=== MATERIAL TO PROCESS ===

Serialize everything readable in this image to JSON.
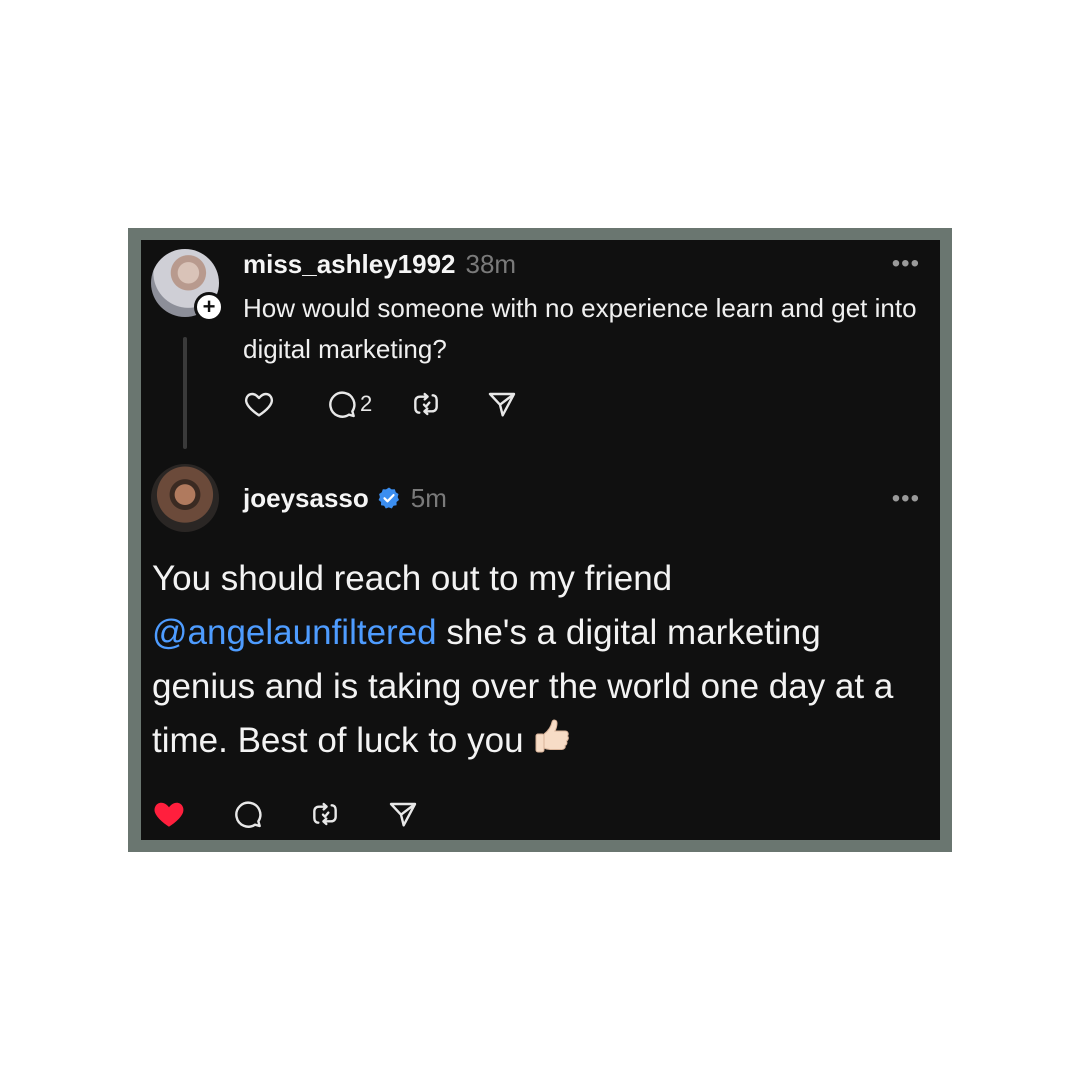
{
  "post1": {
    "username": "miss_ashley1992",
    "time": "38m",
    "text": "How would someone with no experience learn and get into digital marketing?",
    "reply_count": "2",
    "more": "•••"
  },
  "post2": {
    "username": "joeysasso",
    "time": "5m",
    "text_before": "You should reach out to my friend ",
    "mention": "@angelaunfiltered",
    "text_after": " she's a digital marketing genius and is taking over the world one day at a time. Best of luck to you",
    "more": "•••",
    "liked": true
  },
  "colors": {
    "frame": "#6a7670",
    "card": "#101010",
    "mention": "#4e9cff",
    "verified": "#3b8ef0",
    "heart_liked": "#ff1f3d"
  },
  "icons": [
    "plus-icon",
    "heart-icon",
    "comment-icon",
    "repost-icon",
    "share-icon",
    "verified-icon",
    "more-icon",
    "thumbs-up-emoji"
  ]
}
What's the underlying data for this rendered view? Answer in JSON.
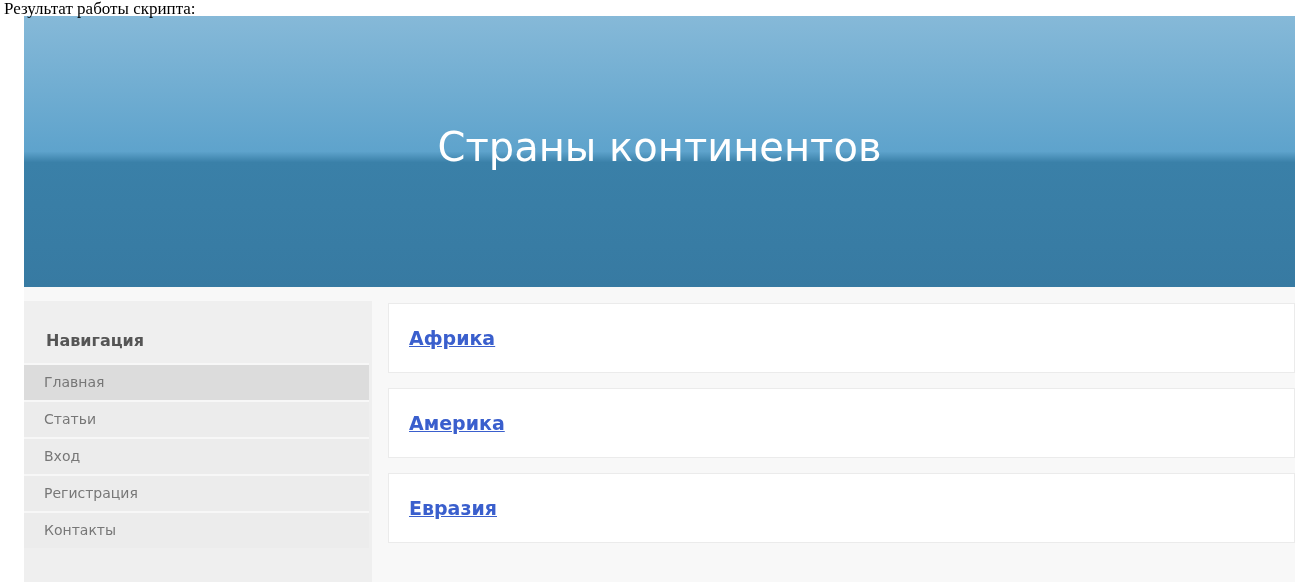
{
  "caption": "Результат работы скрипта:",
  "header": {
    "title": "Страны континентов"
  },
  "sidebar": {
    "heading": "Навигация",
    "items": [
      {
        "label": "Главная",
        "selected": true
      },
      {
        "label": "Статьи",
        "selected": false
      },
      {
        "label": "Вход",
        "selected": false
      },
      {
        "label": "Регистрация",
        "selected": false
      },
      {
        "label": "Контакты",
        "selected": false
      }
    ]
  },
  "continents": [
    {
      "label": "Африка"
    },
    {
      "label": "Америка"
    },
    {
      "label": "Евразия"
    }
  ]
}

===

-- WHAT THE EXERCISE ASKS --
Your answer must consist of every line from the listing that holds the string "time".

-- RESPONSE TO THE TASK --
    "time": "38m",
    "time": "5m",
    "text_after": " she's a digital marketing genius and is taking over the world one day at a time. Best of luck to you",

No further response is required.